That said, did I slip up? Sure. It’s hard not to tell my little girl how gorgeous she is, but I don’t think she cared either way. She ran around the same way she always does, with a wide toothy grin and glint of mischief in her eye. She didn’t seem to need reassurance — hell, she told me, “Mommy, I pretty” on her own — and she didn’t seem to miss compliments on her looks coming from me.
As I placed my daughter down for a nap one day, I thought long and hard about her intelligence and her confidence. I know I am her mom, but really, she is so amazing and such a smart freakin’ cookie that it kills me. (She is also sassy, self-assured, and very, very opinionated.) I thought, wow, I am doing good; I am a good mom, not because my daughter is smart — I take very little credit for her intelligence — but because I’m making sure my daughter values her smarts. I work damn hard to let her know she’s more than just a pretty smile, and it felt awesome to let her know she was more than society still perceives she can, and will, be. But then I felt a tinge of sadness and a pang of guilt. Was she? Is she? Am I painting the full picture here?
I wasn’t questioning if she was smart; I know damn well she is. I was questioning the role of women in 21 century America. I was questioning my role, I was questioning stereotypes, and I was questioning the glass ceiling — which, by the way, still exists. Suddenly, my own confidence shook. Because while I was complimenting her, which is essential, I was complimenting only one side of her. I was complimenting only one aspect of who she was. And, superficial or not, it sucked. It sucked to ignore part of who she was. My heart ached to tell her she was beautiful AND smart. I yearned to tell her she was adorable AND intelligent. Because why couldn’t she be both? Why did she have to be one or the other?

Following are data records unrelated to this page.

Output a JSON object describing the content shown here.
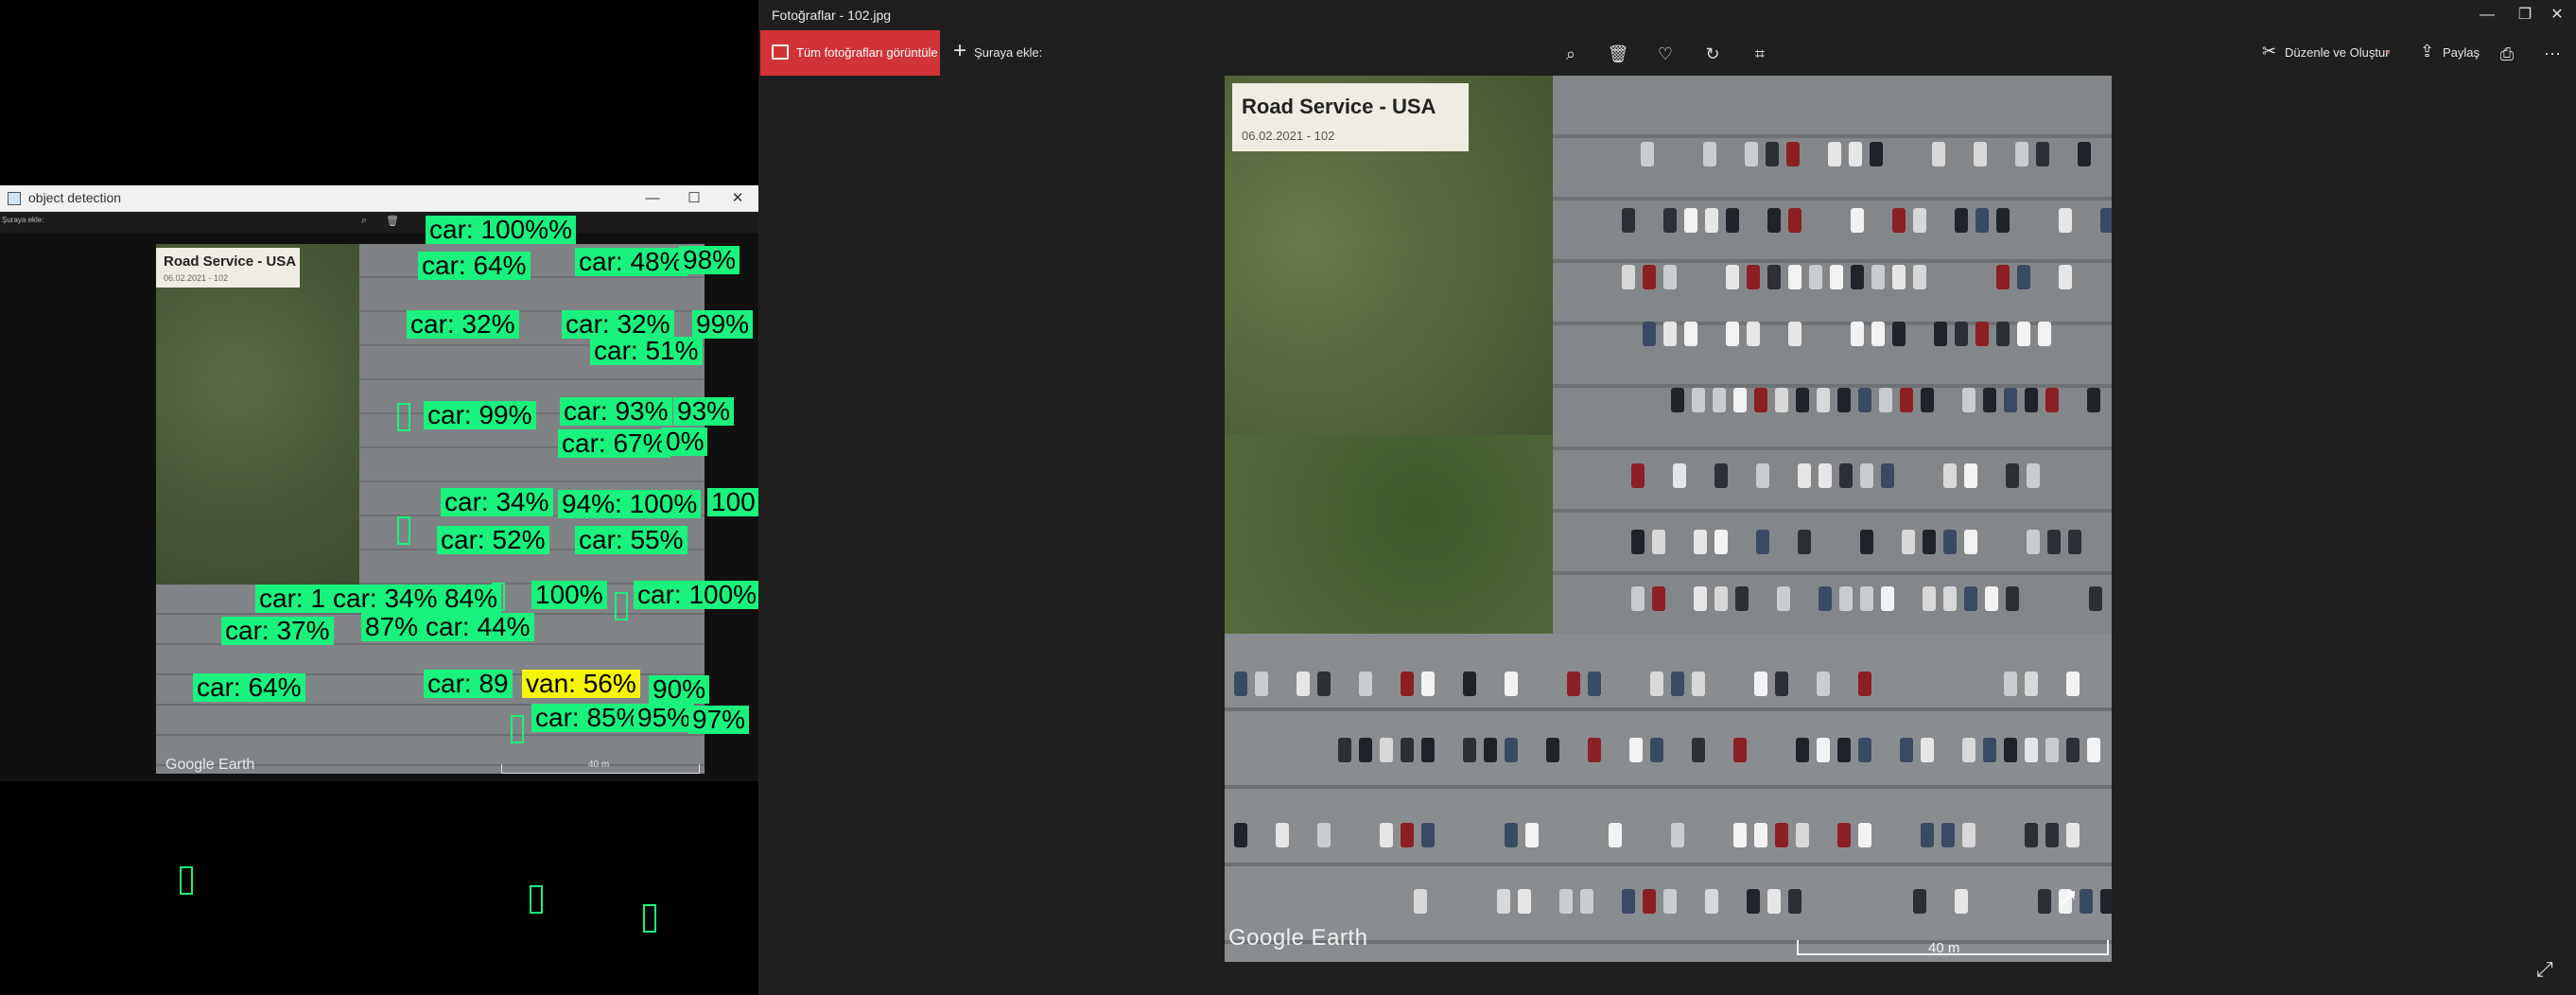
{
  "object_detection_window": {
    "title": "object detection",
    "controls": {
      "minimize": "—",
      "maximize": "☐",
      "close": "✕"
    },
    "mini_toolbar_text": "Şuraya ekle:",
    "image_label": {
      "title": "Road Service - USA",
      "date": "06.02.2021 - 102"
    },
    "google_earth": "Google Earth",
    "scale": "40 m",
    "detections": [
      "car: 100%%",
      "car: 64%",
      "car: 48%",
      "98%",
      "car: 32%",
      "car: 32%",
      "99%",
      "car: 51%",
      "car: 99%",
      "car: 93%",
      "93%",
      "car: 67%",
      "0%",
      "car: 34%",
      "94%: 100%",
      "100",
      "car: 52%",
      "car: 55%",
      "car: 1",
      "car: 34%",
      "84%",
      "100%",
      "car: 100%",
      "car: 37%",
      "87%",
      "car: 44%",
      "car: 64%",
      "car: 89",
      "van: 56%",
      "90%",
      "car: 85%",
      "95%",
      "97%"
    ]
  },
  "photos_window": {
    "title": "Fotoğraflar - 102.jpg",
    "window_controls": {
      "minimize": "—",
      "restore": "❐",
      "close": "✕"
    },
    "toolbar": {
      "all_photos": "Tüm fotoğrafları görüntüle",
      "add_to": "Şuraya ekle:",
      "edit_create": "Düzenle ve Oluştur",
      "share": "Paylaş",
      "tools": [
        "zoom-icon",
        "delete-icon",
        "heart-icon",
        "rotate-icon",
        "crop-icon",
        "print-icon",
        "more-icon"
      ]
    },
    "image_label": {
      "title": "Road Service - USA",
      "date": "06.02.2021 - 102"
    },
    "google_earth": "Google Earth",
    "scale": "40 m"
  },
  "colors": {
    "accent_red": "#d13438",
    "detection_green": "#19f27c",
    "detection_yellow": "#f6f600",
    "app_background": "#1f1f1f"
  }
}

I was complimenting her mind, but I was ignoring her body and her beautiful soul, and I wondered if this action — if this type of complimenting — would actually do more harm than good down the road.
While I spent a full week complimenting my daughter’s intelligence and not her appearance, I do believe there is a time and place for complimenting a child’s looks — and with body image issues at an all-time high in America (approximately 91 percent of women are unhappy with their bodies … 91 percent!) it is a dialogue we must have. The problem, as I see it, is that these two dialogues (brains vs. brawns or — in this case — beauty) are not exclusive, and cannot be.
We can’t focus on one and ignore the other because in doing so we ignore an entire aspect of their being and their identity. Sure, I want to instill confidence and book smarts in my daughter, but I also want to instill street smarts and body awareness. And since the physical is the first thing complete strangers judge us on (like it or not, it’s true), I want to raise her with the confidence and tools to navigate both worlds, and both sides of her being.
Images Kimberly Zapata (2)